Phantom Leg Syndrome
Presenter: Heidi Lohr
Published: June 2010
Age: 18-22 and upwards
Views: 1760 views
Tags: Pain,syndrome, Ramachandran, neuro-plasticity, brain, nervous system, sensory, motor control
Type: Undergraduate presentations

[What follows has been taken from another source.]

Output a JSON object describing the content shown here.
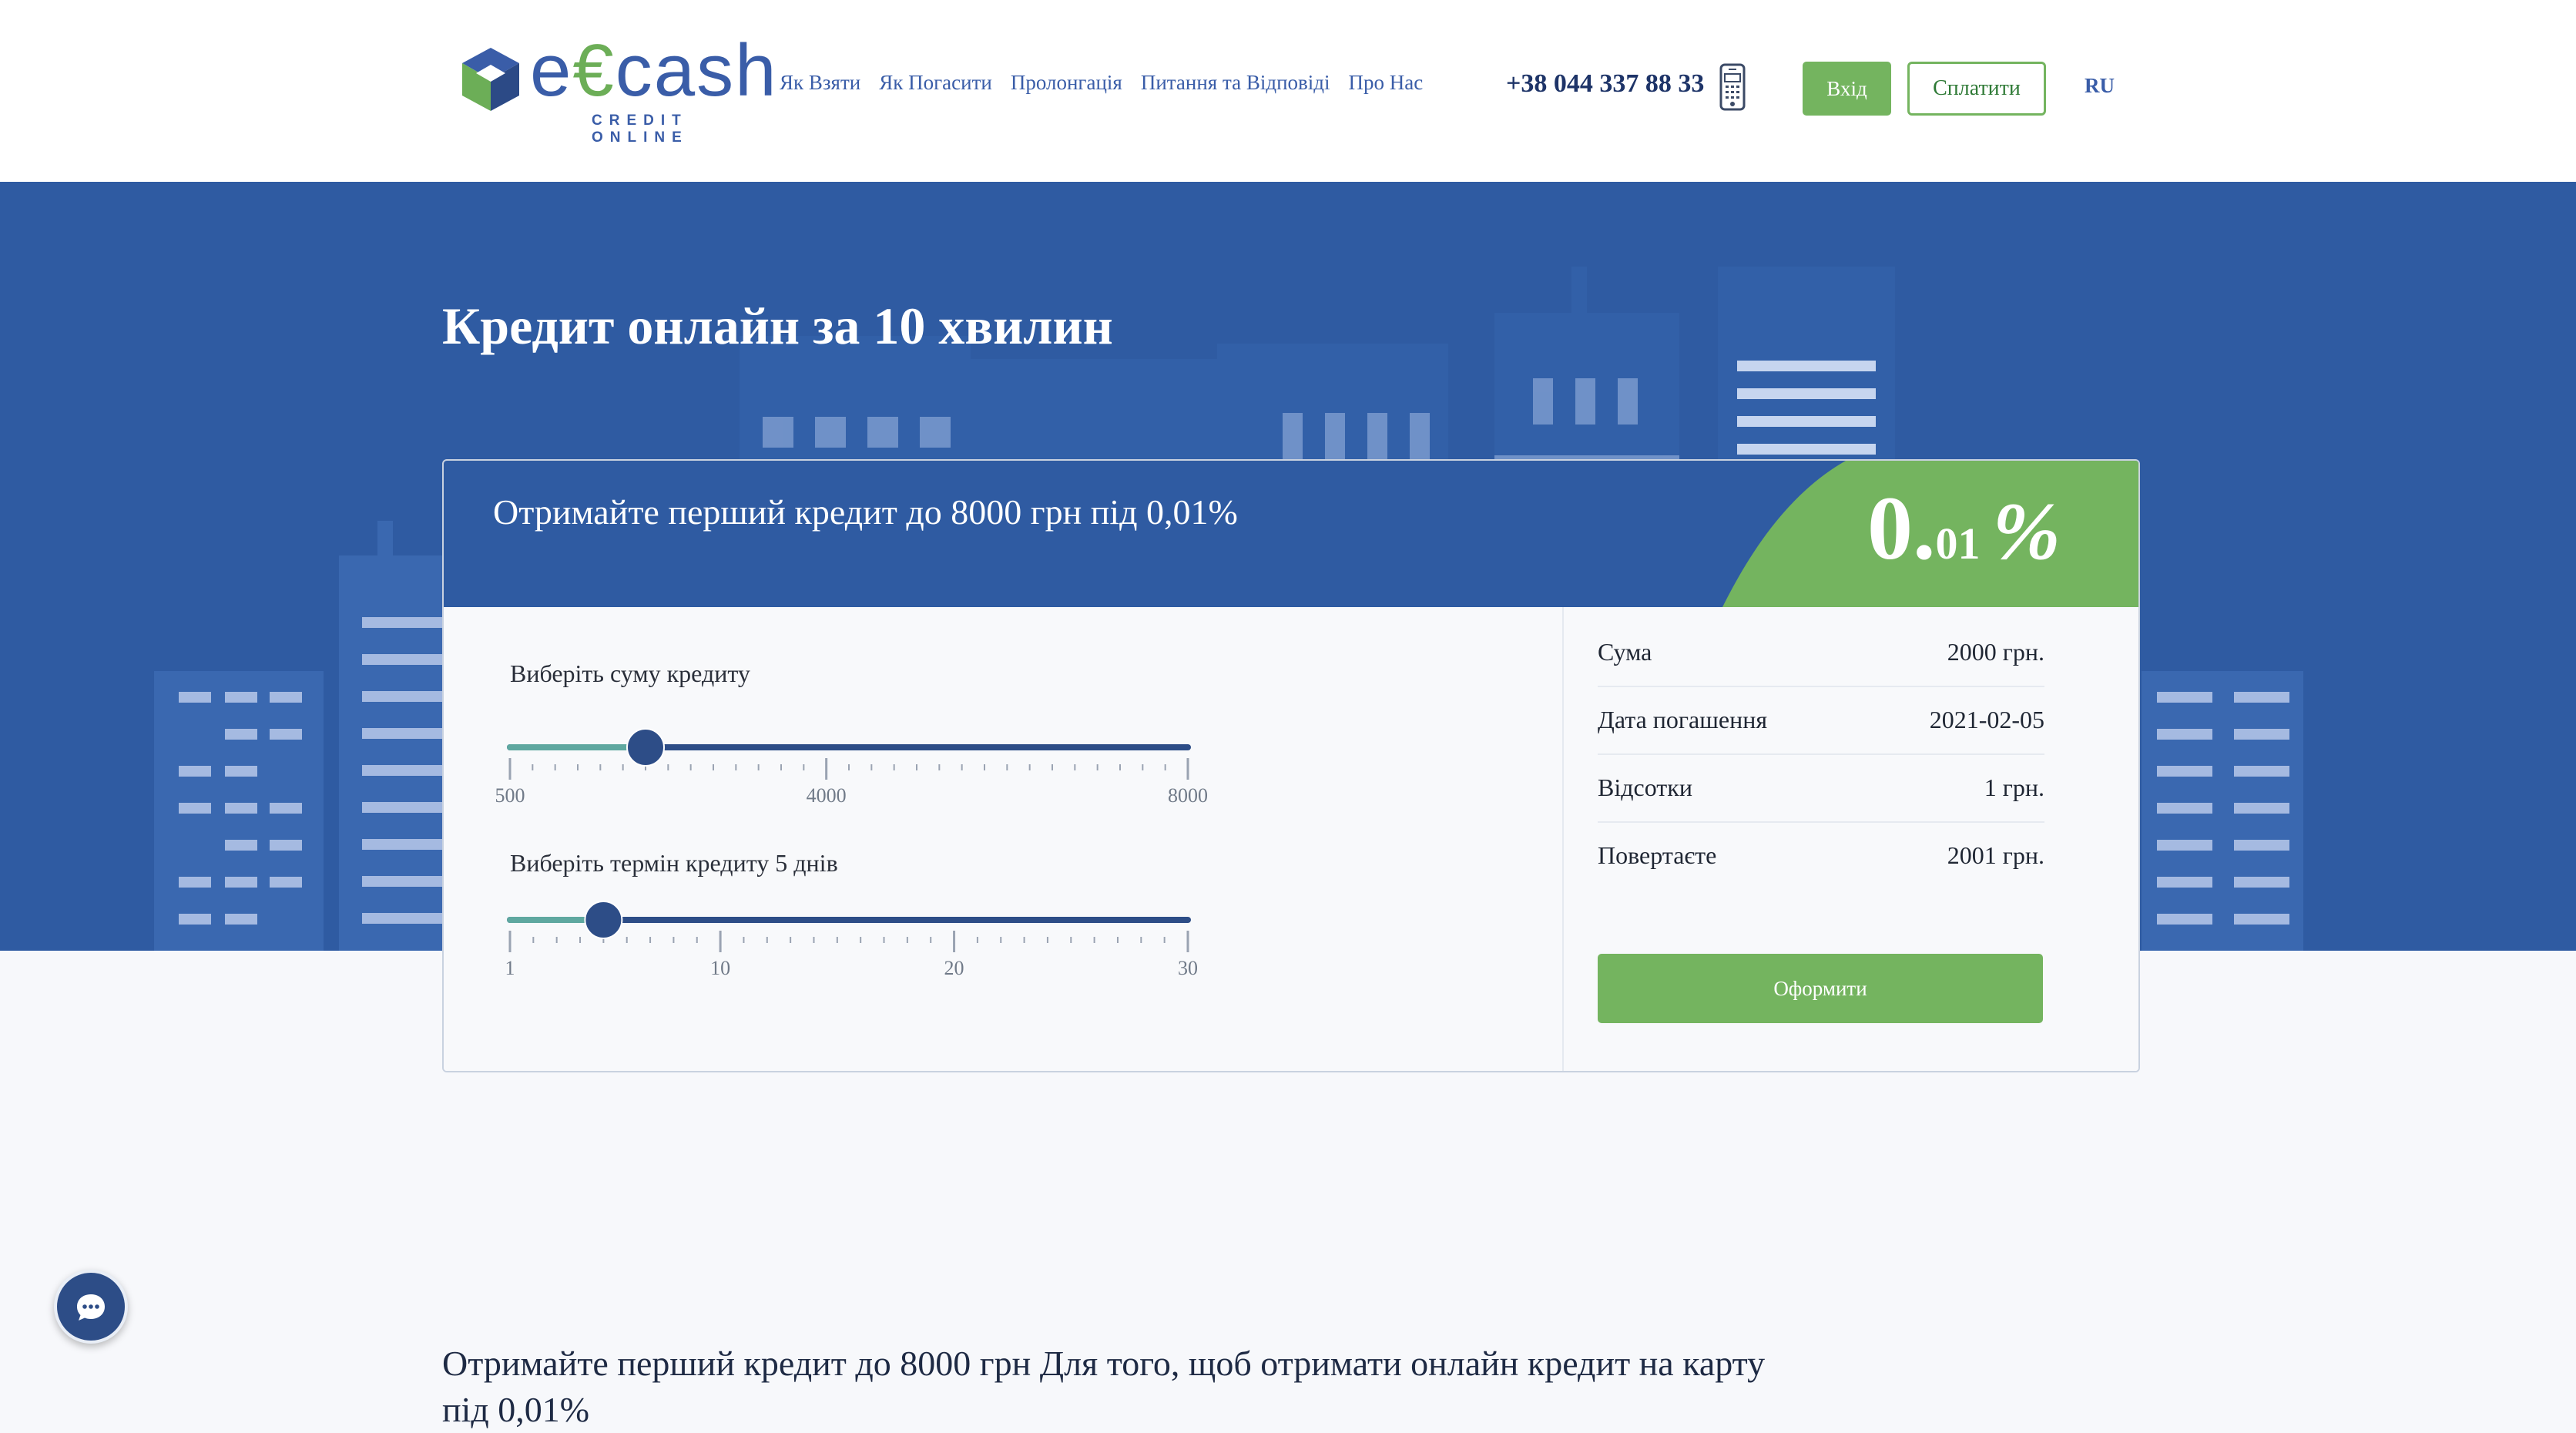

Phantom Limb Syndrome occurs in amputees who describe being able to feel their missing limb, sometimes experiencing painful sensations in their phantom limb. Originally, painkillers or psychotherapy were used to try and combat phantom pain, but with little success, since they didn?t know the pain?s cause. Tim P. Pons and Edward G. Jones first suggested that PLS was caused by rewiring of the parts of the brain responsible for processing of touch after the nerve pathways for the missing limb no longer receive input. Vilayanus S. Ramachandran read this paper in 1994, inspiring him to do his famous ?mirror box? experiment to see if visual stimuli would cause neurons for the missing limb?s movement to fire. He was not only able to concretely prove Pons and Jones? theory, but also found a more effective way to stop PLS pain.